During the run-up to Christmas, some Conservatives began to ask why the NHS had not increased its capacity since the beginning of the pandemic. For example, Anne Marie Morris said, when lockdown regulations were debated in Parliament, that the “capacity issue … has hardly been addressed at all”.
NHS capacity is indeed a key factor, determining the ability to cope not only with Covid-19 but also with normal demand. But it is crucial, especially for Conservatives, to understand why capacity has not increased. It’s not the fault of unaccountable NHS leaders or the “Blob”. On this occasion, the Government has stuck for too long with obsolete policies. A renewed approach could improve the situation quickly, in two distinct ways.
The Party has a clear policy to increase capacity: to build or refurbish 40 acute hospitals. This was a key policy in the 2019 Manifesto and has been promoted by Ministers and the Prime Minister many times since then. The problem is that this method to raise capacity is by far the most expensive and time-consuming way to do it.
Extra NHS capacity is needed now but hospitals take years to build or upgrade. Delays are likely because these are complex projects, subject to national regulatory approval and political intervention. Earlier this year, the Government’s in-house rating agency found that the 40 hospital programme was “unachievable” by the target date of 2030. The total cost of the programme has been estimated at up to £24 billion. Little wonder that worldwide, building large hospitals is seen as a solution from the past.
The good news is that building hospitals is not the sovereign and lone way to more capacity. We would propose two ways to increase capacity with benefits starting in 2022.
The first is to improve access to social care. The real capacity problem is that up to 25 per cent of patients in hospital beds need not be there. That has been known for many years but developing new services to solve this problem has had little priority.
During the pandemics Trusts have paid for out-of-hospital support packages and this could be developed further, starting straight away. Care provided in the home is a massive resource which did not exist 20 years ago. This could provide support both immediately post discharge and over the longer term.
For residential care, access is set to worsen as homes close. An immediate positive change would be to enable local authorities to pay homes at realistic and sustainable rates. Currently, care homes use the much higher fees paid by private residents to subsidise their local authority residents, but this is a pernicious arrangement which weakens all types of access.
The second step is to develop care teams outside hospitals which can deliver care closer to home with results within two years. Integrated Care Systems should have the lead in developing services, measured against their ability to deliver care most efficiently. Care “closer to home” is likely to mean two types of service: joint primary care / secondary care hubs in community sites, and diagnostics, rehabilitation and direct care provided in the home itself.
These hubs could provide the support for high-risk patients who were shielded during the pandemic. Paramedics are already showing how it is possible to treat children and elderly patients at home.
A realistic first target would be to reduce local hospital admissions by ten per cent, releasing resources for treating patients who are on the backlog. Reducing admissions would also free up resources for investing in end-of-life care.
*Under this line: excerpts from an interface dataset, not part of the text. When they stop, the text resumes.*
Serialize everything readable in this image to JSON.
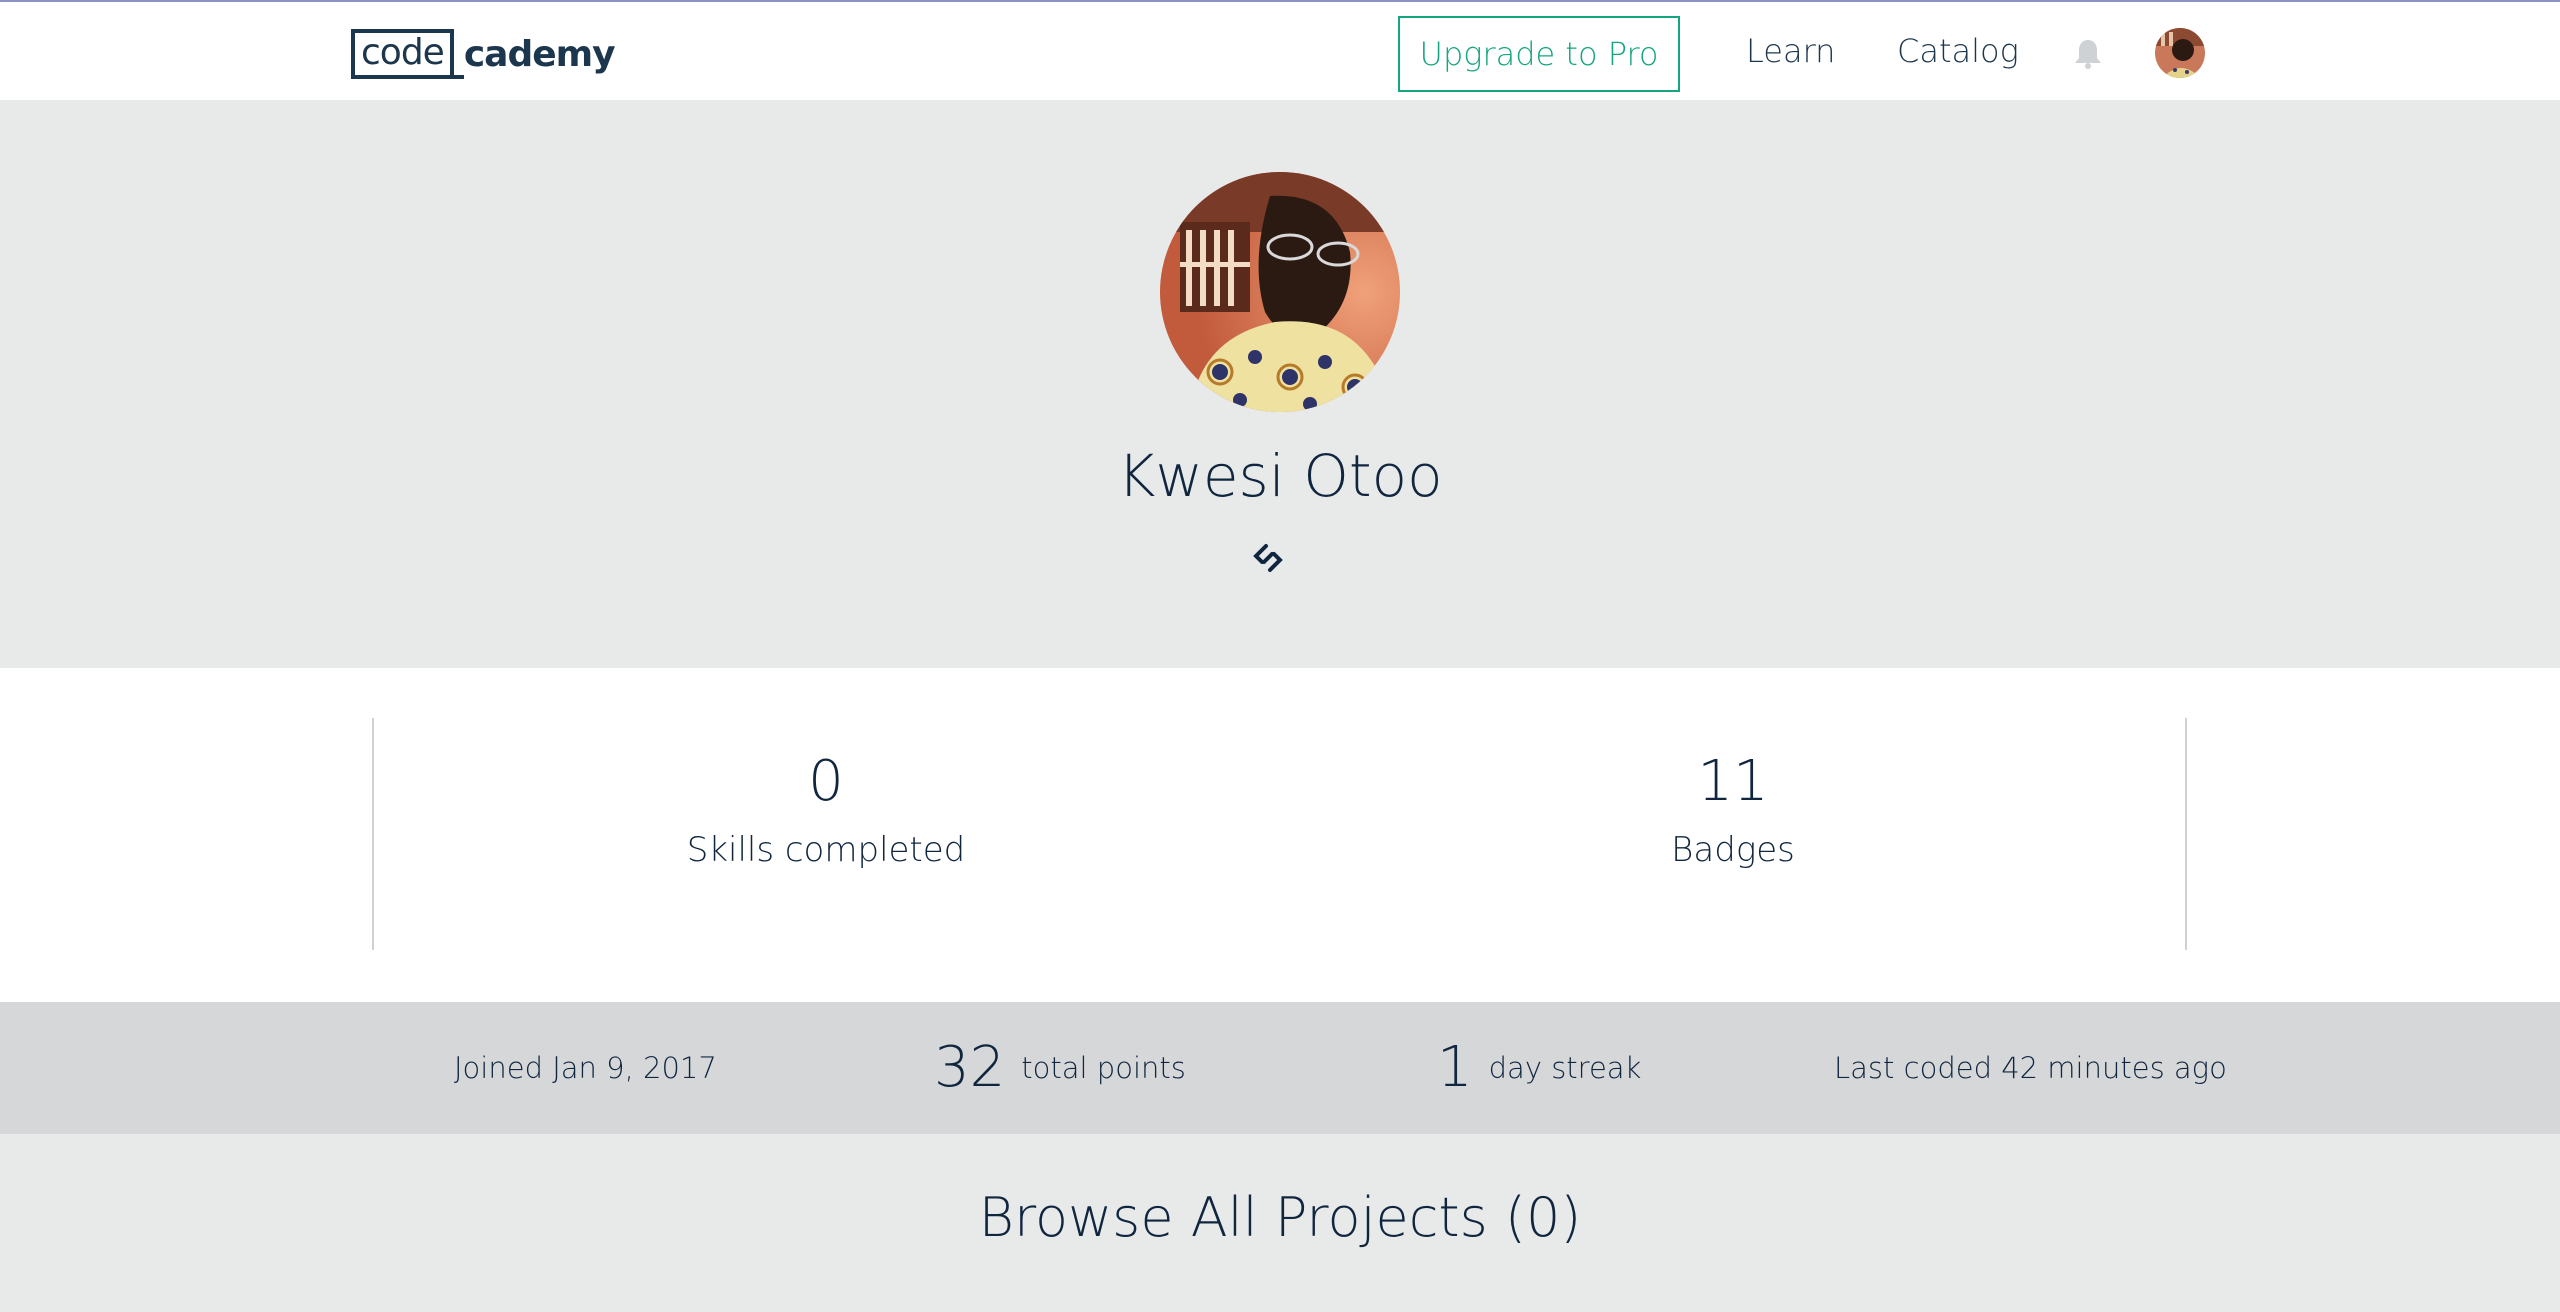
{
  "nav": {
    "logo_box": "code",
    "logo_rest": "cademy",
    "upgrade_label": "Upgrade to Pro",
    "learn_label": "Learn",
    "catalog_label": "Catalog",
    "bell_icon": "bell-icon",
    "avatar_icon": "user-avatar"
  },
  "profile": {
    "name": "Kwesi Otoo",
    "link_icon": "link-icon"
  },
  "stats": {
    "skills_value": "0",
    "skills_label": "Skills completed",
    "badges_value": "11",
    "badges_label": "Badges"
  },
  "activity": {
    "joined": "Joined Jan 9, 2017",
    "points_value": "32",
    "points_label": "total points",
    "streak_value": "1",
    "streak_label": "day streak",
    "last_coded": "Last coded 42 minutes ago"
  },
  "projects": {
    "heading": "Browse All Projects (0)"
  },
  "colors": {
    "accent": "#15a57f",
    "text": "#10263f",
    "hero_bg": "#e8e9e9",
    "strip_bg": "#d6d7d9"
  }
}
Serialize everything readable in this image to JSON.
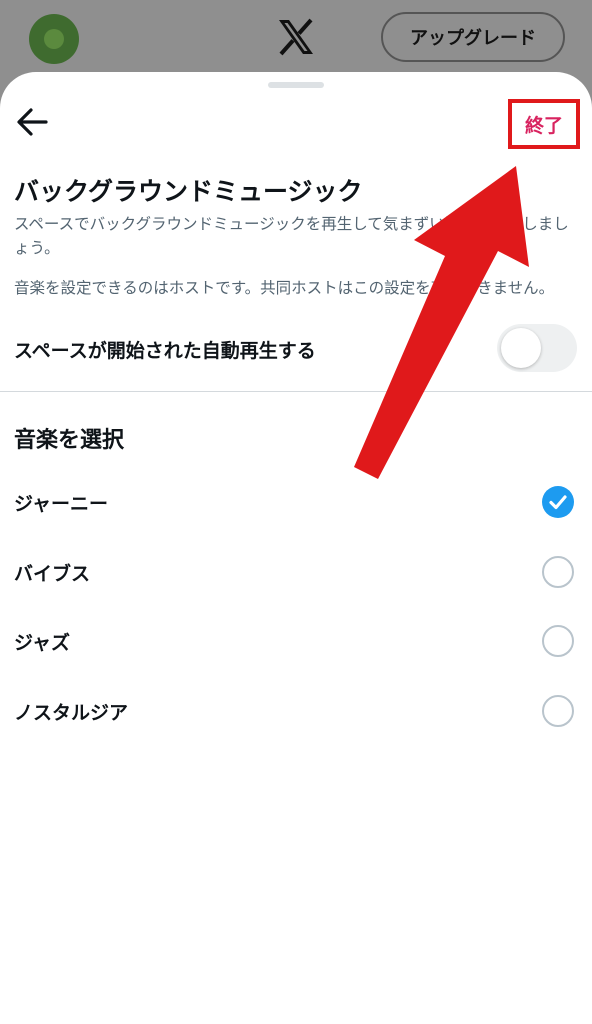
{
  "header": {
    "upgrade_label": "アップグレード"
  },
  "sheet": {
    "done_label": "終了",
    "title": "バックグラウンドミュージック",
    "description1": "スペースでバックグラウンドミュージックを再生して気まずい沈黙を解消しましょう。",
    "description2": "音楽を設定できるのはホストです。共同ホストはこの設定を変更できません。",
    "autoplay": {
      "label": "スペースが開始された自動再生する",
      "enabled": false
    },
    "music_section_title": "音楽を選択",
    "options": [
      {
        "label": "ジャーニー",
        "selected": true
      },
      {
        "label": "バイブス",
        "selected": false
      },
      {
        "label": "ジャズ",
        "selected": false
      },
      {
        "label": "ノスタルジア",
        "selected": false
      }
    ]
  },
  "colors": {
    "accent": "#1d9bf0",
    "done": "#d8235f",
    "annotation": "#e0191b"
  },
  "icons": {
    "back": "arrow-left-icon",
    "logo": "x-logo-icon",
    "check": "check-icon"
  }
}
The infographic shows that NHS leaders are ready to respond to this approach. It was published by the Devon Integrated Care System. As the Devon ICS says, “whilst our first priority is always to provide high quality and compassionate care, we have a duty to do this within the available budget. To enable us to continue delivering high quality care within our budget we need to shift our resources from hospital beds to the care surrounding patients in their own homes”.
These hubs could offer big advantages to elderly patients. Hospital admissions can offer specific treatments, and this will remain vital for some, but they often reduce capability for independent living outside the hospital through weakening physical resilience and support networks. Hospital admission is often the first step towards permanent care. The new hubs can involve and help carers through respite care, falls prevention and social support. For elderly patients, minimizing admissions is a key step towards better outcomes and continued quality. It also shields them from deeply worrying financial problems. Such support will become more important as increasing numbers of people over 85 live on their own.
We understand that the hospital refurbishment programme has much political capital invested in it. Still, Conservatives must ask whether a new approach is needed, which delivers much faster results in terms of capacity and which greatly improves outcomes for elderly people within the next two years.